Protecting inventions is an art form, and you get what you pay for with a patent application. Lower tier attorneys can obtain patents cheaply, but with weak claims that may be evaded by competitors. Unfortunately, a layperson isn’t likely to be able to recognize the weaknesses in pending or issued patent claims. Seeking the appropriate degree of patent protection is a matter of balancing costs against benefits based on the circumstances. A patent attorney does not uphold the legal duties to a client well by applying a one-size-fits-all fee formula based only on the type of subject matter an invention involves. It is important to use your resources effectively, and not file an application if the likely cost to benefit ratio doesn’t warrant it. I turn away most prospective clients in the half-hour to hour initial interview (which is free), based upon likely subject matter ineligibility, prior art that’s too close, or other reasons. Resources should be directed to other business objectives in these cases.
Some amount of prior art searching usually will be done in the process of preparing a patent application (included in the fees noted in the next paragraph), but not enough to independently provide much confidence in the lack of relevant prior art. If more prior art searching is desired, an appropriate search firm is usually enlisted and will work on a flat fee basis (usually $300 to $750 unless specific literature is to be searched). About an hour of attorney time is then needed to review and explain the search results for the client.
Preparing and filing a patent application is usually done for a flat fee determined by the complexity of the subject matter, any known prior art difficulties, and the client’s needs. My flat fees usually run from $4,000 to $8,000, plus there are Patent Office fees (typically under $1,000 for an individual or small business), and often professional drawings are needed ($250 to $750 for reasonable subject matter and number of drawings). Subsequent work, typically on the order of half the initial costs, is then needed to prosecute the application.
Where useful, one or more design patent applications may be filed on a product as well, typically for a flat fee based on the complexity of the drawings, prior art issues, and how many distinct product variations there are.
A provisional patent application may be appropriate, however, my philosophy is that provisionals should be as complete as possible including a well thought-out set of claims.
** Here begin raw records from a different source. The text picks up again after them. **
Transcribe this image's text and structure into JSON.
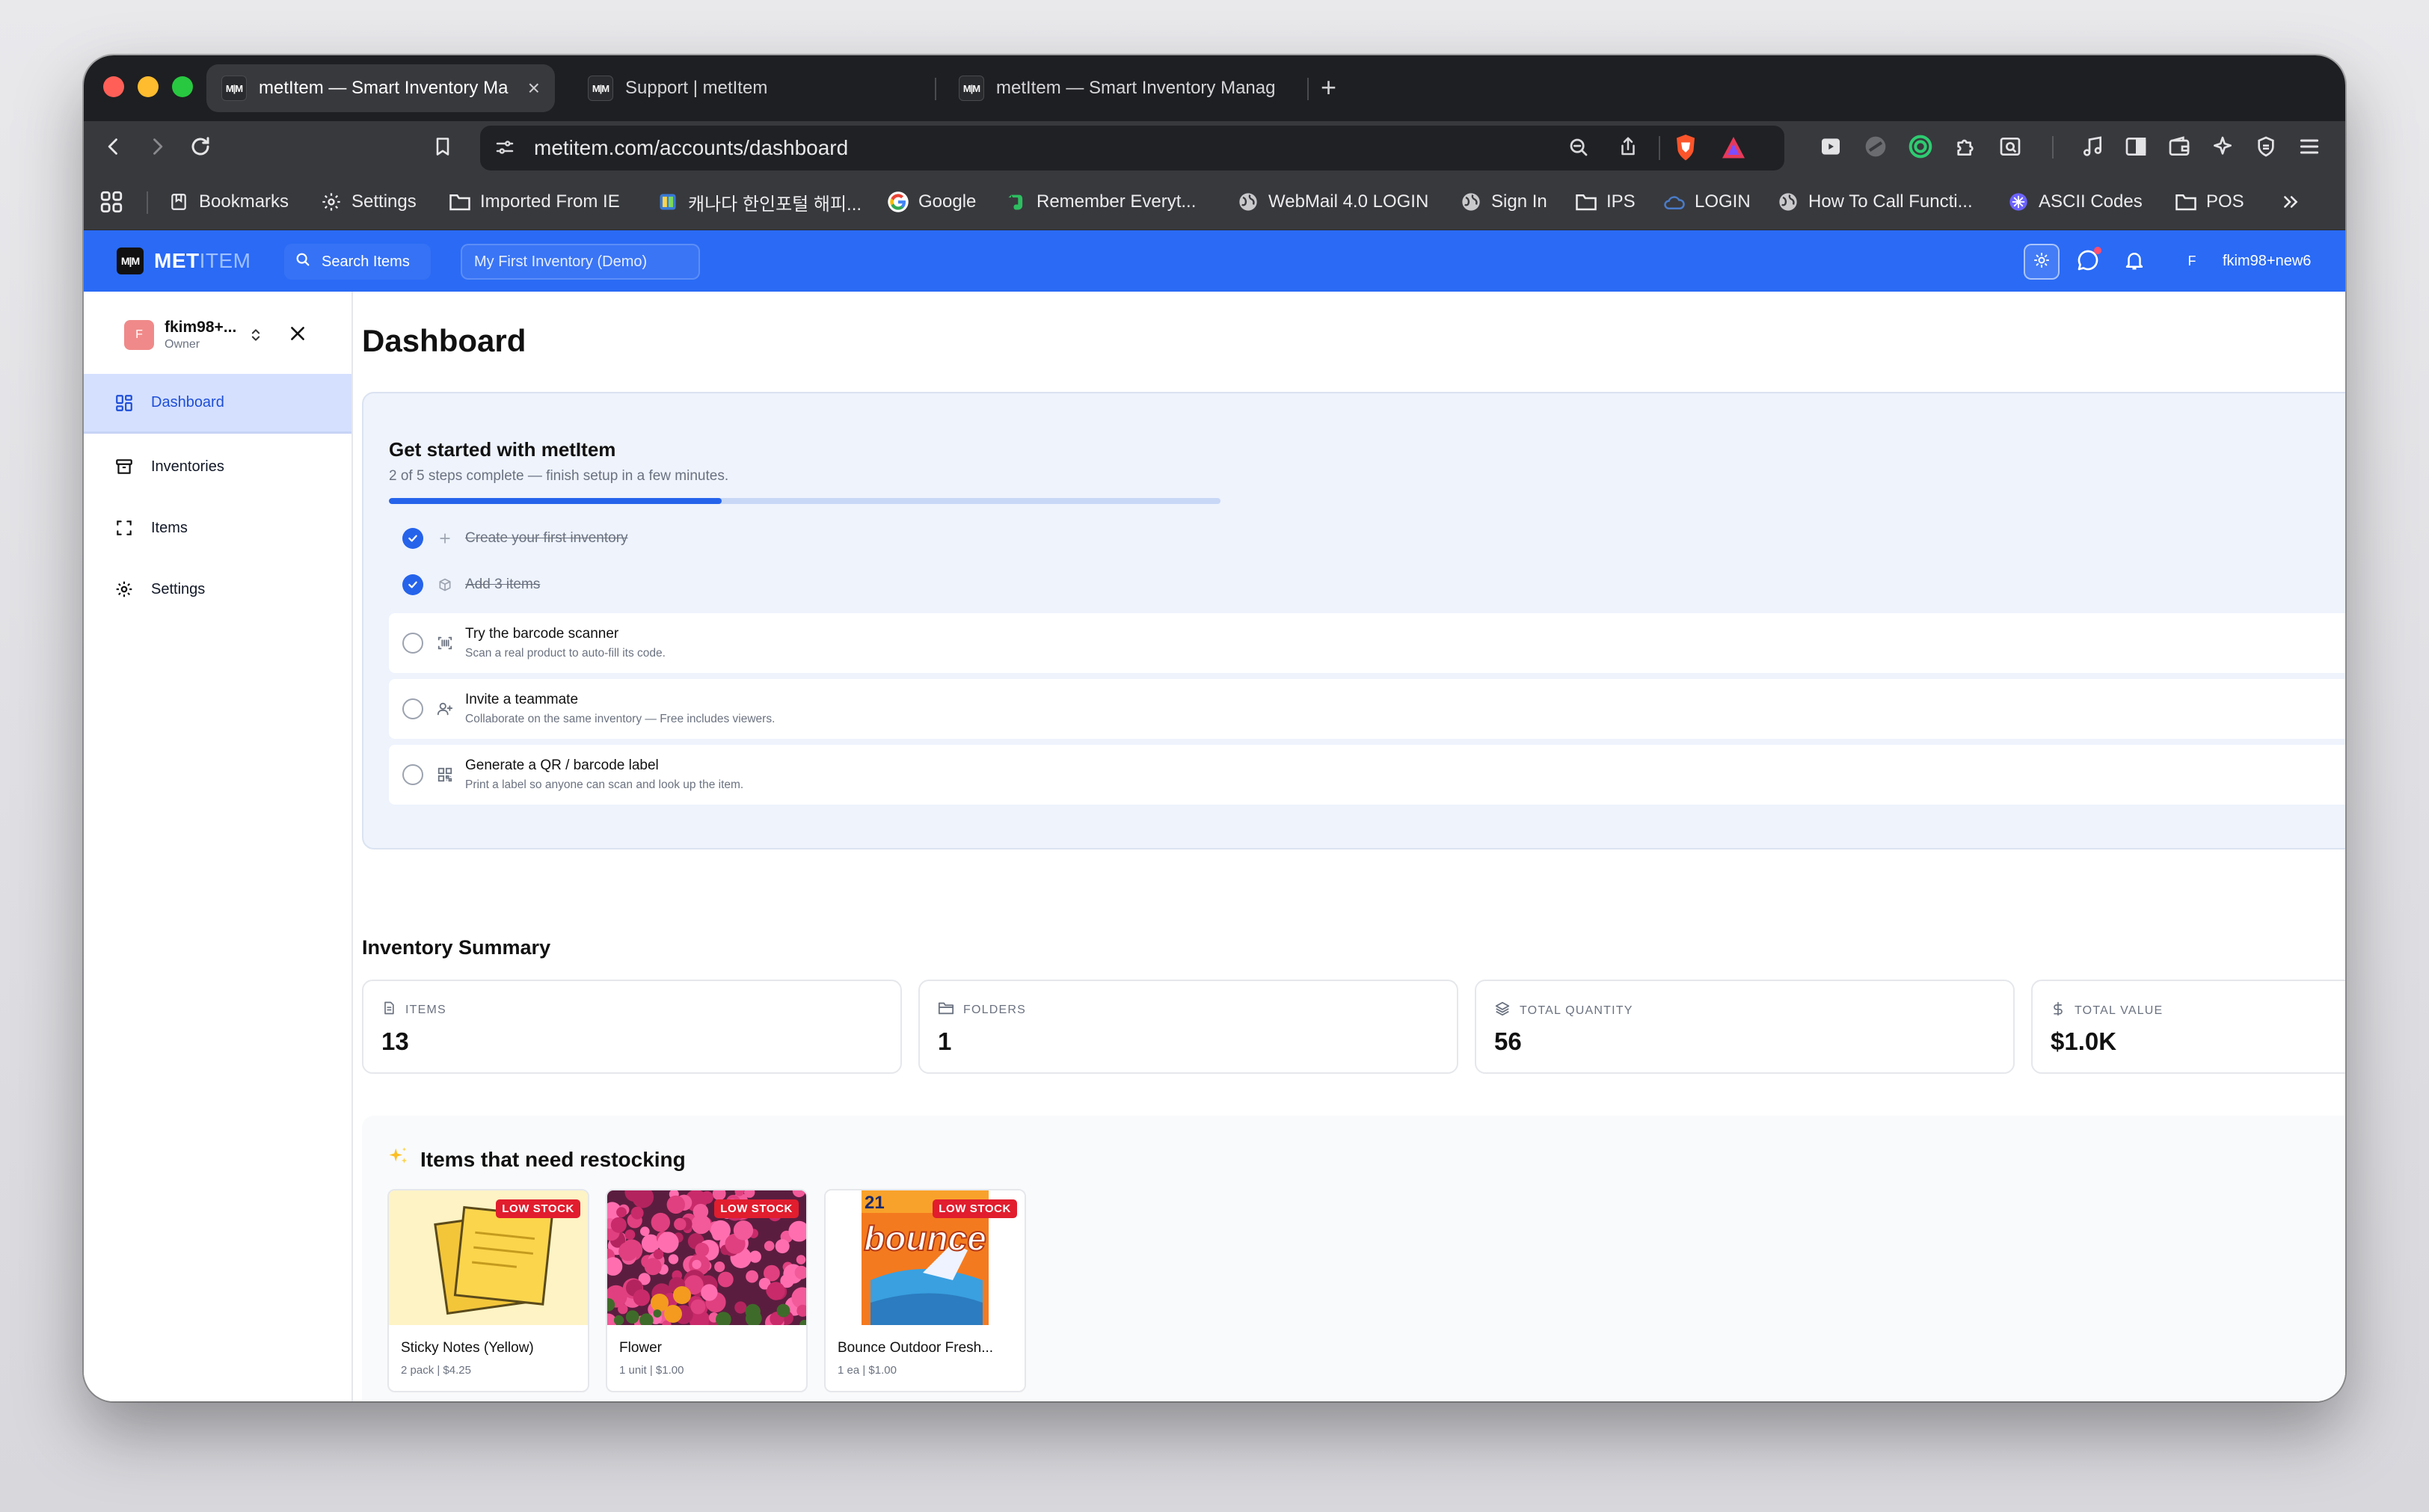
{
  "browser": {
    "tabs": [
      {
        "favicon": "M|M",
        "title": "metItem — Smart Inventory Ma",
        "active": true
      },
      {
        "favicon": "M|M",
        "title": "Support | metItem",
        "active": false
      },
      {
        "favicon": "M|M",
        "title": "metItem — Smart Inventory Manag",
        "active": false
      }
    ],
    "url": "metitem.com/accounts/dashboard",
    "bookmarks": [
      {
        "label": "Bookmarks",
        "icon": "bookmark-icon"
      },
      {
        "label": "Settings",
        "icon": "gear-icon"
      },
      {
        "label": "Imported From IE",
        "icon": "folder-icon"
      },
      {
        "label": "캐나다 한인포털 해피...",
        "icon": "site-icon"
      },
      {
        "label": "Google",
        "icon": "google-icon"
      },
      {
        "label": "Remember Everyt...",
        "icon": "evernote-icon"
      },
      {
        "label": "WebMail 4.0 LOGIN",
        "icon": "globe-icon"
      },
      {
        "label": "Sign In",
        "icon": "globe-icon"
      },
      {
        "label": "IPS",
        "icon": "folder-icon"
      },
      {
        "label": "LOGIN",
        "icon": "cloud-icon"
      },
      {
        "label": "How To Call Functi...",
        "icon": "globe-icon"
      },
      {
        "label": "ASCII Codes",
        "icon": "site-icon"
      },
      {
        "label": "POS",
        "icon": "folder-icon"
      }
    ]
  },
  "header": {
    "logo_mark": "M|M",
    "logo_main": "MET",
    "logo_dim": "ITEM",
    "search_label": "Search Items",
    "inventory_selector": "My First Inventory (Demo)",
    "user_initial": "F",
    "user_name": "fkim98+new6"
  },
  "sidebar": {
    "account": {
      "initial": "F",
      "name": "fkim98+...",
      "role": "Owner"
    },
    "items": [
      {
        "label": "Dashboard",
        "icon": "dashboard-grid-icon",
        "active": true
      },
      {
        "label": "Inventories",
        "icon": "archive-box-icon",
        "active": false
      },
      {
        "label": "Items",
        "icon": "scan-frame-icon",
        "active": false
      },
      {
        "label": "Settings",
        "icon": "gear-icon",
        "active": false
      }
    ]
  },
  "dashboard": {
    "title": "Dashboard",
    "getting_started": {
      "title": "Get started with metItem",
      "subtitle": "2 of 5 steps complete — finish setup in a few minutes.",
      "progress": 0.4,
      "steps": [
        {
          "title": "Create your first inventory",
          "description": "",
          "done": true,
          "icon": "plus-icon"
        },
        {
          "title": "Add 3 items",
          "description": "",
          "done": true,
          "icon": "box-icon"
        },
        {
          "title": "Try the barcode scanner",
          "description": "Scan a real product to auto-fill its code.",
          "done": false,
          "icon": "barcode-scan-icon"
        },
        {
          "title": "Invite a teammate",
          "description": "Collaborate on the same inventory — Free includes viewers.",
          "done": false,
          "icon": "user-plus-icon"
        },
        {
          "title": "Generate a QR / barcode label",
          "description": "Print a label so anyone can scan and look up the item.",
          "done": false,
          "icon": "qr-code-icon"
        }
      ]
    },
    "summary": {
      "title": "Inventory Summary",
      "stats": [
        {
          "label": "ITEMS",
          "value": "13",
          "icon": "document-icon"
        },
        {
          "label": "FOLDERS",
          "value": "1",
          "icon": "folder-icon"
        },
        {
          "label": "TOTAL QUANTITY",
          "value": "56",
          "icon": "layers-icon"
        },
        {
          "label": "TOTAL VALUE",
          "value": "$1.0K",
          "icon": "dollar-icon"
        }
      ]
    },
    "restock": {
      "title": "Items that need restocking",
      "icon": "sparkles-icon",
      "badge": "LOW STOCK",
      "items": [
        {
          "name": "Sticky Notes (Yellow)",
          "meta": "2 pack | $4.25",
          "image": "sticky-notes-image"
        },
        {
          "name": "Flower",
          "meta": "1 unit | $1.00",
          "image": "flower-image"
        },
        {
          "name": "Bounce Outdoor Fresh...",
          "meta": "1 ea | $1.00",
          "image": "bounce-box-image",
          "image_text": "bounce",
          "image_count": "21"
        }
      ]
    }
  },
  "colors": {
    "brand_blue": "#2a6af5",
    "progress_blue": "#2563eb",
    "low_stock_red": "#e11d2e",
    "active_nav_bg": "#d5e0ff"
  }
}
In my experience, clients who have had provisional applications filed by other attorneys on the cheap have been harmed by doing so, with a false sense of security that the provisional was adequate to support the claims of a subsequent proper application. That is worse than a waste of money.
International (Patent Cooperation Treaty, or ‘PCT’) applications may also be filed if protection outside the U.S. is sought, and can be done on a flat fee basis as well. If it is known at the outset that a limited set of countries are of interest, those can be filed in directly without a PCT application. A network of diligent, effective, and reasonably-priced foreign associates is used for the foreign filings.
If you think some aspect of your product or service might be patented, an opinion from a seasoned patent attorney can provide critical go/no-go or design-around information. It can also help avoid the imposition of multiplied damages for infringement. I have extensive experience in authoring written opinions tackling complex, difficult cases. In cases where the issues are more clear-cut, a less formal opinion may be rendered inexpensively.
Similarly, if you’re considering initiating a Patent Office challenge against a third party’s patent, it may be desirable to obtain an opinion on validity or infringement of the patent. If the patent isn’t infringed or conversely there are no clear bases of invalidity, it may not be desirable to start such a costly proceeding.
If you’re considering suing a third party for infringement of a patent that you own, a second opinion from an outside patent attorney should help guide this critical decision. Litigating patents for many years left me with the view that litigators tend to prefer litigation over solutions that might better serve the client.
Anyone can challenge a patent on validity grounds, through an ex parte reexamination or an inter partes review (IPR). (There are other proceedings, but these are the most commonly used). While these proceedings are expensive, they require only a fraction of the cost and duration of litigation and may yield more favorable results for the challenger. A registered patent attorney skilled in challenging and defending patent validity is needed to handle these proceedings.